In fact, the lack of academic and social knowledge ends up obscuring the ability to make good decisions. The negative becomes the positive because the truly positive isn’t visible. It is why a young woman who dropped out of high school at age 17 ends up pregnant at 20; the better solution may be to avoid pregnancy, go back to school for learning remediation, then attain a high school diploma and a college degree. But you don’t know what you don’t know. So you make decisions blind. The more decisions you make without high-quality knowledge, the more likely the choices will be negative. And without the resources (which come as a result of acquiring knowledge) to ameliorate bad decisions, the consequences are even more pernicious.
[The lack of knowledge also explains why the arguments of Poverty Mythologists that more money is the solution also doesn’t work; as I noted last week, knowledge is critical to managing resources and acquiring more of them.]
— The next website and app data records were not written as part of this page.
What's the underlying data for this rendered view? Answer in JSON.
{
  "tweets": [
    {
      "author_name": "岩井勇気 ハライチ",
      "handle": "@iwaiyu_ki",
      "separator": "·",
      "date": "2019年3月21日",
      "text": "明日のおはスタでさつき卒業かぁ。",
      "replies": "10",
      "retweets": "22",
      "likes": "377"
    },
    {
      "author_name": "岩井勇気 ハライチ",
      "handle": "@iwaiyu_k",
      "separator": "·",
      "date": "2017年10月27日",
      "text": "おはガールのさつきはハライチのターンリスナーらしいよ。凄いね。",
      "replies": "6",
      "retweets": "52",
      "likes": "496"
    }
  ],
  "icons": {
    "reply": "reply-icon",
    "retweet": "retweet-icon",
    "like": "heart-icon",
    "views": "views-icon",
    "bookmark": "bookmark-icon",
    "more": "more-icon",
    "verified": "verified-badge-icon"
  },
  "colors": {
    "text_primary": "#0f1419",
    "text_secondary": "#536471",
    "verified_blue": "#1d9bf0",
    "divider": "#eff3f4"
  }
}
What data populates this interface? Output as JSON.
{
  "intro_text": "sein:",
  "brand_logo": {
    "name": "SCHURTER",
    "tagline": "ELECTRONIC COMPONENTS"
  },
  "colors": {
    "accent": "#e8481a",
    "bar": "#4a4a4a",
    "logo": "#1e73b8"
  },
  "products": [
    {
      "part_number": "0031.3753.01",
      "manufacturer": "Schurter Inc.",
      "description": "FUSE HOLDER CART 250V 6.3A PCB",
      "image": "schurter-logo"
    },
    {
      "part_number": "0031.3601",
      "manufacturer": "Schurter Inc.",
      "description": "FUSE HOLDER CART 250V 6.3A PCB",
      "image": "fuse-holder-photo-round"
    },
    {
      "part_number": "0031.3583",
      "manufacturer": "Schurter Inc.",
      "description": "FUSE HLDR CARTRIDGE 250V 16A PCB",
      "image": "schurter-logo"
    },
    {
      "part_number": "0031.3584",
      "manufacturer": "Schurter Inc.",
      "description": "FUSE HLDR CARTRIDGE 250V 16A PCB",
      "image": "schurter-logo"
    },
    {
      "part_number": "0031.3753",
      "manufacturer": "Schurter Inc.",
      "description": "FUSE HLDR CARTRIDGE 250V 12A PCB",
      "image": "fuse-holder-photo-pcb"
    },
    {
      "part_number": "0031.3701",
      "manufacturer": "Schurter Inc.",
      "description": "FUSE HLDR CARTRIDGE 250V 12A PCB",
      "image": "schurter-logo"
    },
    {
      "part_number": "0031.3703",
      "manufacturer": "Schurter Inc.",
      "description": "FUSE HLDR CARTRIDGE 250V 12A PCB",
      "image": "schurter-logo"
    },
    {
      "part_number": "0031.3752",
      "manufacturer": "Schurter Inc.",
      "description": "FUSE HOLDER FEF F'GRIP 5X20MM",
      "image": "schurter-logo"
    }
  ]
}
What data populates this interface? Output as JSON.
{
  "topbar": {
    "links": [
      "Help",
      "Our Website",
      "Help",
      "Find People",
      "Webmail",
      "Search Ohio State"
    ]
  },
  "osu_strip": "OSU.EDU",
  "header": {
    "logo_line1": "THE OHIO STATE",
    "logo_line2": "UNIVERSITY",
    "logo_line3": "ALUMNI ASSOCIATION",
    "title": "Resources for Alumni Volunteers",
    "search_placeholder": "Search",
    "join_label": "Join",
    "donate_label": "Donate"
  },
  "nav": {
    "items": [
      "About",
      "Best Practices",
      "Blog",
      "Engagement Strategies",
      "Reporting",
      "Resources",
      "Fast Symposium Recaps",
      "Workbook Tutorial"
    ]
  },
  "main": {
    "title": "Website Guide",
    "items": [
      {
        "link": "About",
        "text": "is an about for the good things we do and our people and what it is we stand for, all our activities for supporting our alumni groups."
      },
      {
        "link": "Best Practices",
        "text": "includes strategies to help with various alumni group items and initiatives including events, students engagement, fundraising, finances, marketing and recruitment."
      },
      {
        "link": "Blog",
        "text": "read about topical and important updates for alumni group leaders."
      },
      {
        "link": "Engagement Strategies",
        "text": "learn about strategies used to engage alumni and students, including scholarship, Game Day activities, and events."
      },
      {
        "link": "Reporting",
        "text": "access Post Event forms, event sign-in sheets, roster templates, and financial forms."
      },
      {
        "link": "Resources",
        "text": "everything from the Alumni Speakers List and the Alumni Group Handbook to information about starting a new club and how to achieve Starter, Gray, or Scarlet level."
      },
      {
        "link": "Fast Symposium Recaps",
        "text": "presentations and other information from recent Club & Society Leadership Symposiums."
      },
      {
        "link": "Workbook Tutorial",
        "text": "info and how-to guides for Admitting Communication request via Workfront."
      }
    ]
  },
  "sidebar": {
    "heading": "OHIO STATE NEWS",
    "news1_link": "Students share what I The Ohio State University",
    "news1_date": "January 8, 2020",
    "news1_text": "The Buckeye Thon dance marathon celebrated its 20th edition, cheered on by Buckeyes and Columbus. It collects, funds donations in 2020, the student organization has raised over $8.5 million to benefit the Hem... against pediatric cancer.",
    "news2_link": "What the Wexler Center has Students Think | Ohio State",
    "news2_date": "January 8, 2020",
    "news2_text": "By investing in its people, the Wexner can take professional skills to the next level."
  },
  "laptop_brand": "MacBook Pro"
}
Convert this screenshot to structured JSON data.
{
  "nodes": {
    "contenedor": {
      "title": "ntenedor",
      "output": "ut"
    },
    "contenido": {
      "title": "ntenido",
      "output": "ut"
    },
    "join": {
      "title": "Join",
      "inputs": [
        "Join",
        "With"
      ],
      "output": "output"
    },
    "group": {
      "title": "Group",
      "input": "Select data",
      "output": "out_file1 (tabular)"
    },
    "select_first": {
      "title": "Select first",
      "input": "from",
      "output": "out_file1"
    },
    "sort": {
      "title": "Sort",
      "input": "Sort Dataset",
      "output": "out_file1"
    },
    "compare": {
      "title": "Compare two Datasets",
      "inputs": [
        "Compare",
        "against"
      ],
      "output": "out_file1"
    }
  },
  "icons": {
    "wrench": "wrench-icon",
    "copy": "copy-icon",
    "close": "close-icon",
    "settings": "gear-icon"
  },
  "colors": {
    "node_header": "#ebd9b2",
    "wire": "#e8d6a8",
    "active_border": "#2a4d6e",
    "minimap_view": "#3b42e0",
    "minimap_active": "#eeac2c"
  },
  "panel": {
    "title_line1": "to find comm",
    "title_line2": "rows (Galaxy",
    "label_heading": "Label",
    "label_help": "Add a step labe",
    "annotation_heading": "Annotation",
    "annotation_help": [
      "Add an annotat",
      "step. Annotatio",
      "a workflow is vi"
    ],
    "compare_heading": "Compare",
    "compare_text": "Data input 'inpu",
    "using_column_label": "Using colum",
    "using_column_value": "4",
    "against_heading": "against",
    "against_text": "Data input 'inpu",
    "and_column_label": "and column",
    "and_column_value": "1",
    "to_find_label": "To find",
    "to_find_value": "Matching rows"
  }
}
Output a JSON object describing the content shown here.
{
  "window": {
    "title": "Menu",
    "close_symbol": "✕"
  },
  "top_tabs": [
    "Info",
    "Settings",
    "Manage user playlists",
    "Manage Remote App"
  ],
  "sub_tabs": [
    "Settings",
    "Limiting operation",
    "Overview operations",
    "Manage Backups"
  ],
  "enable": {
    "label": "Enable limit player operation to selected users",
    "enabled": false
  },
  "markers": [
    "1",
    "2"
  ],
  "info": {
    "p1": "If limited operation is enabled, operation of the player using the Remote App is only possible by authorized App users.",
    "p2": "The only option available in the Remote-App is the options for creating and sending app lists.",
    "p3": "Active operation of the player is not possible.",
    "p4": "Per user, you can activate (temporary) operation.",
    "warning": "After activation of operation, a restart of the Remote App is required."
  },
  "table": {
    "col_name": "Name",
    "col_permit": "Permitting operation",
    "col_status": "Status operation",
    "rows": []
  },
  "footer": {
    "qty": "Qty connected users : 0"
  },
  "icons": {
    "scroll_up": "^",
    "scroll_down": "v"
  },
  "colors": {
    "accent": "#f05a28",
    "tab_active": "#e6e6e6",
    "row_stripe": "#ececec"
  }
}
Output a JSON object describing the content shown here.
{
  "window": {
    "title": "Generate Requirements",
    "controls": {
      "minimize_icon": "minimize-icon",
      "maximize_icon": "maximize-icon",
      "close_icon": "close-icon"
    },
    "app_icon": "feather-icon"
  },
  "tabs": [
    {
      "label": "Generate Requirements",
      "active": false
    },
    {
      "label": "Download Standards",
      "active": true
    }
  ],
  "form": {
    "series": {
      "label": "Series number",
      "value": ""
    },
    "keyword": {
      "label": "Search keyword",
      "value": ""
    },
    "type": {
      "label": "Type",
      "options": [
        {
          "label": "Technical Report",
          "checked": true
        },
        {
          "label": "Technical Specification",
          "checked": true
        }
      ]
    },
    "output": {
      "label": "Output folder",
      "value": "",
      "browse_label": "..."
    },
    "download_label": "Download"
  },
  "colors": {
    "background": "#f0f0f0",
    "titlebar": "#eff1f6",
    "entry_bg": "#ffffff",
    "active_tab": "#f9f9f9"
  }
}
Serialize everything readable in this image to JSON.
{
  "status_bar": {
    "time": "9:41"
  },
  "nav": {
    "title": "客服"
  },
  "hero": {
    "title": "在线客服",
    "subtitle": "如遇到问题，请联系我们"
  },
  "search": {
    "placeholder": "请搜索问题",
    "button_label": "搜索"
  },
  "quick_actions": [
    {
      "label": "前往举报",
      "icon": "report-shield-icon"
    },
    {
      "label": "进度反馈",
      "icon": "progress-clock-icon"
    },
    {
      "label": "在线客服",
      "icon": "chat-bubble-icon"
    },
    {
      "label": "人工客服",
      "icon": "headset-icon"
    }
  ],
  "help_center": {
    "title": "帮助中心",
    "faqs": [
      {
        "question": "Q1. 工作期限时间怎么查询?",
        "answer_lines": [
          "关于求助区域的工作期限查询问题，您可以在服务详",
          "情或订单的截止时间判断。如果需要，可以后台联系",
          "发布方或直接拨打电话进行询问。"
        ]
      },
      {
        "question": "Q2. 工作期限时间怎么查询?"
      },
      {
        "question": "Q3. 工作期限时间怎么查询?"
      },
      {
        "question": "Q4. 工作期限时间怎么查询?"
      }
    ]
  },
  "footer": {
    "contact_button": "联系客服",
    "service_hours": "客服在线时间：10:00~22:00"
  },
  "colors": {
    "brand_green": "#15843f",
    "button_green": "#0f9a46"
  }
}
This isn’t to say that poor families are helpless automatons in structures that work against them. When poor families are provided the knowledge they need to make smarter decisions, they will often do so because, as the legendary civil rights activist Ella Baker would likely say, strong people emerge from knowledge. This is why systemic reform — from overhauling how we recruit, train, and reward teachers, to expanding school choice — is so critical to stemming poverty and the ills that emerge from it in the first place. In fact, transforming public education can help provide to our poorest kids schools that can nurture them both academically and emotionally, helping their families help them stave off the mental illnesses that can keep them mired in poverty when they reach adulthood. But thinking that bad choices alone explain poverty is as wrongly simpleminded as believing that impoverished people are too tied down by structural inequities to emerge from their conditions.
Reformers have an opportunity to help anti-poverty activists on all sides engage in more-nuanced thinking about what poverty is and how we can stem it. And it starts by reminding all sides that education is a critical solution to helping poor people help themselves out of poverty.
Featured photo courtesy of Arleen Hodge. Please support her work.